Hikers in Stanley Park are benefiting from the trail mapping efforts of Chelsey Pousland ’17, a recent graduate of the University’s Geography and Regional Planning Program, known as GARP. Thanks to her efforts, the trails in the park’s Frank Stanley Beveridge Wildlife Sanctuary have been accurately mapped, with signs at points of entry and trail maps placed in kiosks throughout the several miles of trails, encompassing some 100 acres of the 200-acre sanctuary property.
“Chelsey did a phenomenal job,” says Gina Delmastro, development coordinator for Stanley Park. “We have received highly positive feedback from many hikers about how informative and helpful the signs and maps have been to them.”
According to Pousland, due to the former lack of signage, hikers lost in the sanctuary often made cell phone calls to park rangers for assistance. Stanley Park officials reached out to Westfield State’s GARP program for help in 2016, and Pousland accepted an open invitation made by Professor Tim LeDoux to work on the project as a three-credit independent study. With supervision from LeDoux, Pousland promoted the project in October 2016 at the park’s annual fundraiser, Run Stanley 5K, and donations were used to help fund the trail mapping project and to repair bridges along the trails that had been damaged by storms.
Using a Trimble GPS unit, Pousland collected data points as she walked each trail. She then used specialized Geographic Information Systems (GIS) software to create the map, which was made available online in the summer of 2017. Three signs displaying a map of the trails were placed on the outskirts of the trail system, two at trailheads and one at the deepest point within, and the printed trail maps were placed in kiosks, completing the first phase of a three-part project.
For the second phase, Pousland used the Trimble GPS to create a plan for the placement of 52 trail markers at each intersection throughout the sanctuary. Each marker indicates latitude and longitude and trail directions. Stanley Park hired the Appalachian Mountain Club to create the trail marker signs, which were crafted from wood last winter and are being placed this spring. Each numbered marker provides a geographic reference point, so if hikers need assistance, they can provide the trail marker number to indicate their precise location when they call Stanley Park rangers.
For the third phase, still in the planning stage, Pousland suggested creating a bar code to be added to the map, so hikers can scan it and use their smart phone in the sanctuary. “It has been a pleasure to collaborate with Westfield State and its talented students,” says Delmastro.
Pousland is proud to have contributed to an impactful local project and glad that she took advantage of another hands-on learning opportunity. “I completed three internships and landed a full-time position by the end of my college experience,” she says.

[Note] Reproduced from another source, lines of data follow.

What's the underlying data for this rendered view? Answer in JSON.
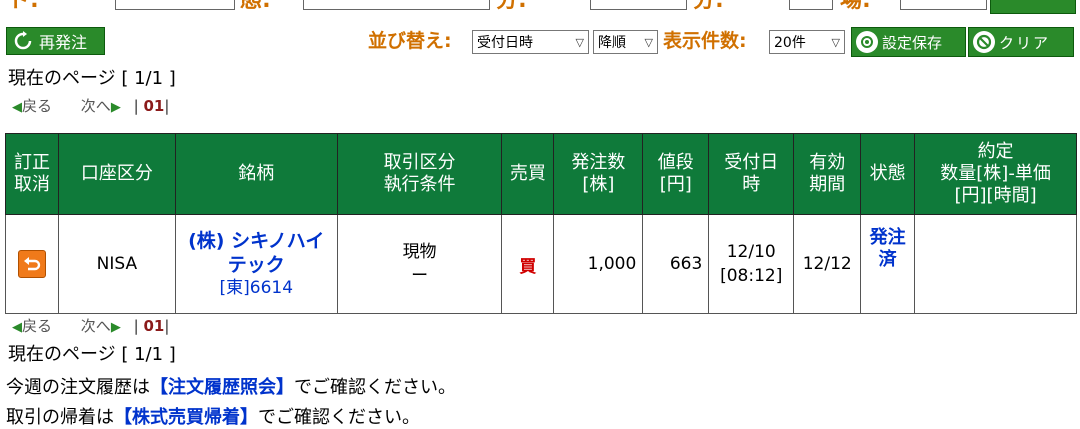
{
  "filter_row": {
    "label_a": "ド:",
    "label_b": "態:",
    "label_c": "分:",
    "label_d": "分:",
    "label_e": "場:"
  },
  "toolbar": {
    "reissue_label": "再発注",
    "sort_label": "並び替え:",
    "sort_field": "受付日時",
    "sort_order": "降順",
    "count_label": "表示件数:",
    "count_value": "20件",
    "save_label": "設定保存",
    "clear_label": "クリア"
  },
  "pagination": {
    "current_page_text": "現在のページ [ 1/1 ]",
    "prev_label": "戻る",
    "next_label": "次へ",
    "page_sep_left": "|",
    "page_number": "01",
    "page_sep_right": "|"
  },
  "table": {
    "headers": {
      "modify": [
        "訂正",
        "取消"
      ],
      "account": "口座区分",
      "stock": "銘柄",
      "trade_type": [
        "取引区分",
        "執行条件"
      ],
      "side": "売買",
      "qty": [
        "発注数",
        "[株]"
      ],
      "price": [
        "値段",
        "[円]"
      ],
      "accepted": [
        "受付日",
        "時"
      ],
      "expiry": [
        "有効",
        "期間"
      ],
      "status": "状態",
      "executed": [
        "約定",
        "数量[株]-単価",
        "[円][時間]"
      ]
    },
    "rows": [
      {
        "account": "NISA",
        "stock_name_1": "(株) シキノハイ",
        "stock_name_2": "テック",
        "stock_code": "[東]6614",
        "trade_type": "現物",
        "condition": "ー",
        "side": "買",
        "qty": "1,000",
        "price": "663",
        "accepted_date": "12/10",
        "accepted_time": "[08:12]",
        "expiry": "12/12",
        "status_1": "発注",
        "status_2": "済",
        "executed": ""
      }
    ]
  },
  "footer": {
    "line1_pre": "今週の注文履歴は",
    "line1_link": "【注文履歴照会】",
    "line1_post": "でご確認ください。",
    "line2_pre": "取引の帰着は",
    "line2_link": "【株式売買帰着】",
    "line2_post": "でご確認ください。"
  },
  "colors": {
    "accent_green": "#2a8a2a",
    "header_green": "#0f7a3a",
    "label_orange": "#d07000",
    "link_blue": "#0033cc",
    "buy_red": "#d00000"
  },
  "icons": {
    "reissue": "refresh-icon",
    "save": "target-icon",
    "clear": "no-entry-icon",
    "undo": "undo-arrow-icon",
    "prev": "triangle-left-icon",
    "next": "triangle-right-icon"
  }
}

Pousland returned to Westfield in October 2017 and participated in the Run Stanley 5K, where she was able to enjoy the fruits of her labor, as the 5K route includes the border of the sanctuary trail system. Currently a transportation planning assistant at the Central Massachusetts Regional Planning Commission, she assists the transit planning staff on a variety of data collection, service planning, and other transit-related tasks that support the Worcester Regional Transit Authority. “I love my job and enjoy learning something new every day,” she says.